Adeno-Associated Virus Vectors for Stem Cell Gene Therapy
My group has been focusing on evaluating genetic modification of hematopoietic stem cells using rAAV vectors for ultimate treatment in HIV infection, cancer, cardiovascular, and genetic diseases. We have recently shown that non-dividing quiescent CD34+CD38- stem cells from bone marrow and cord blood can be modified with AAV vectors and that gene transfer in these cells results in stable (integrated) genetic modification. Utilizing an in vivo model of human hematopoietic engraftment in immune-deficient mice, we have shown that rAAV-transduced CD34+38- cells from cord blood engraft and give rise to multiple lineages of blood cells. Interestingly, rAAV-transduced CD34+ stem cells are also identifiable in the marrow up to at least six months post-transplant.
Perhaps our most exciting finding is that in serial transplants of marrow from immune-deficient mice transplanted with rAAV-transduced human cord blood stem cells, we found rAAV-transduced CD34 cells in secondary recipients. This assay has been the defining in vivo assay for hematopoietic stem cells. Thus we now conclude that rAAV vectors are capable of transducing true human hematopoietic stem cells, an objective in the field that has been elusive for a long time. The ability to gene modify stem cells with a non-pathogenic vector has significant implications for the development of future therapies for a number of intractable diseases. Leah Tager, Helicia Paz, Sai Srinivas, Christie Wong, and Cindy Wei have been involved in these studies.

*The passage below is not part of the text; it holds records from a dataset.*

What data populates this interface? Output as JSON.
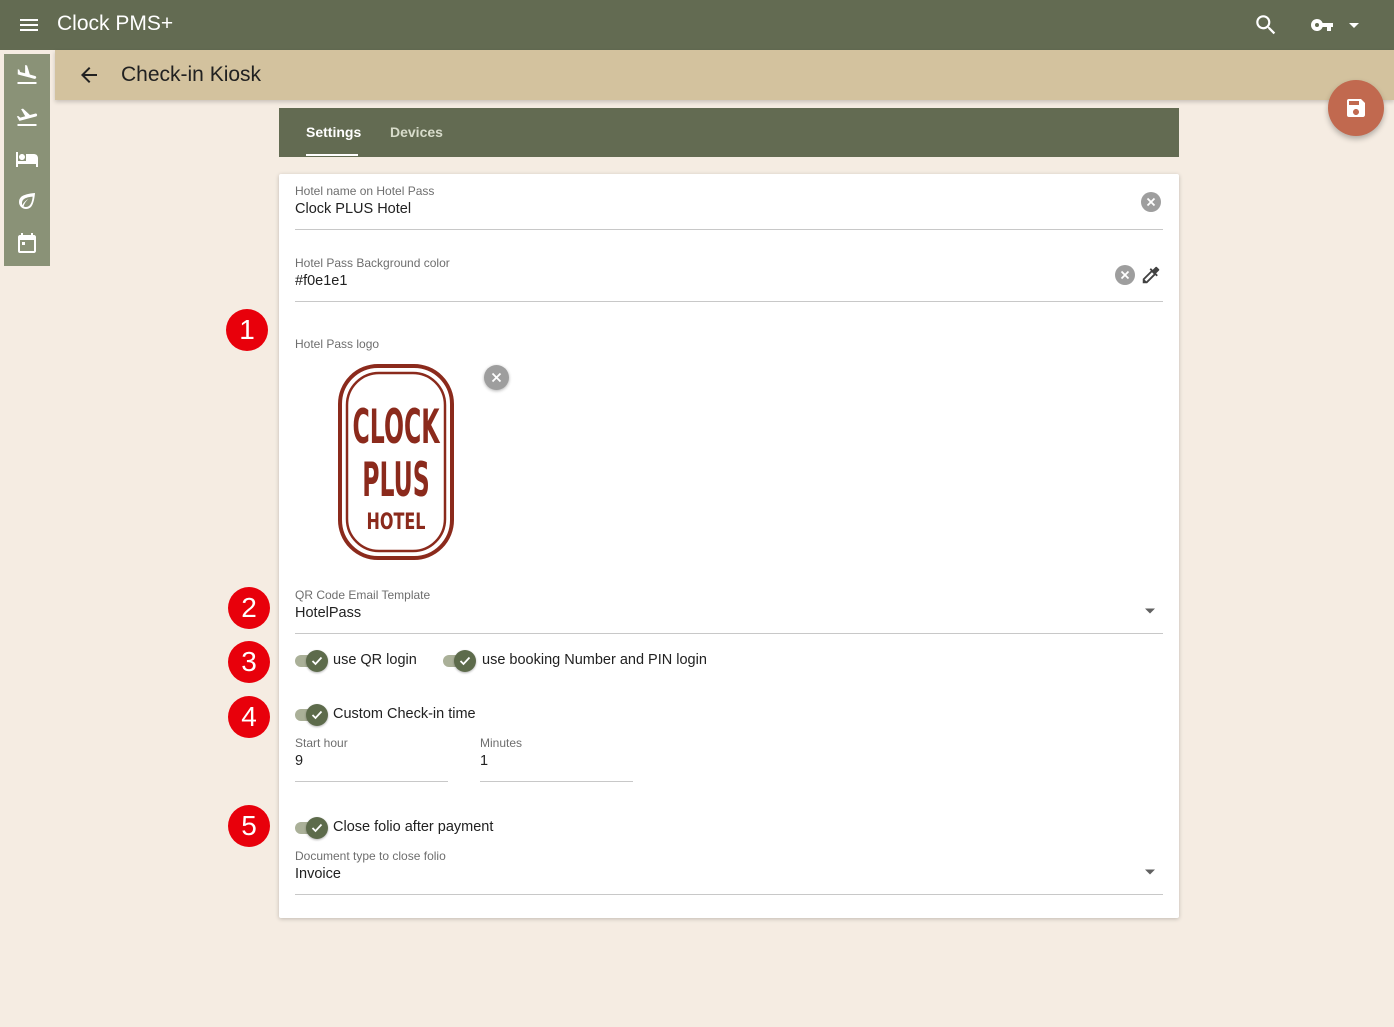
{
  "app": {
    "title": "Clock PMS+"
  },
  "page": {
    "title": "Check-in Kiosk"
  },
  "tabs": [
    {
      "label": "Settings",
      "active": true
    },
    {
      "label": "Devices",
      "active": false
    }
  ],
  "sidebar": {
    "items": [
      "arrivals-icon",
      "departures-icon",
      "bed-icon",
      "leaf-icon",
      "calendar-icon"
    ]
  },
  "form": {
    "hotel_name": {
      "label": "Hotel name on Hotel Pass",
      "value": "Clock PLUS Hotel"
    },
    "bg_color": {
      "label": "Hotel Pass Background color",
      "value": "#f0e1e1"
    },
    "logo": {
      "label": "Hotel Pass logo",
      "line1": "CLOCK",
      "line2": "PLUS",
      "line3": "HOTEL"
    },
    "qr_template": {
      "label": "QR Code Email Template",
      "value": "HotelPass"
    },
    "toggles": {
      "qr_login": {
        "label": "use QR login",
        "on": true
      },
      "pin_login": {
        "label": "use booking Number and PIN login",
        "on": true
      },
      "custom_checkin": {
        "label": "Custom Check-in time",
        "on": true
      },
      "close_folio": {
        "label": "Close folio after payment",
        "on": true
      }
    },
    "start_hour": {
      "label": "Start hour",
      "value": "9"
    },
    "minutes": {
      "label": "Minutes",
      "value": "1"
    },
    "doc_type": {
      "label": "Document type to close folio",
      "value": "Invoice"
    }
  },
  "badges": [
    "1",
    "2",
    "3",
    "4",
    "5"
  ],
  "colors": {
    "topbar": "#636b52",
    "subheader": "#d3c29e",
    "fab": "#c1694f",
    "badge": "#e8000b",
    "toggle": "#5d6b4b",
    "background": "#f5ece2"
  }
}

In other studies, we are investigating the use of rAAV vectors encoding ApoA1 mutants for gene therapy for atherosclerosis. Direct intra-muscular injections of rAAV as well as bone marrow transplants with rAAV-transduced marrow cells are being evaluated for reduction of atherosclerotic plaques in a mouse model. Sarah Hardy and Leslie Smith-Powell are involved in this project.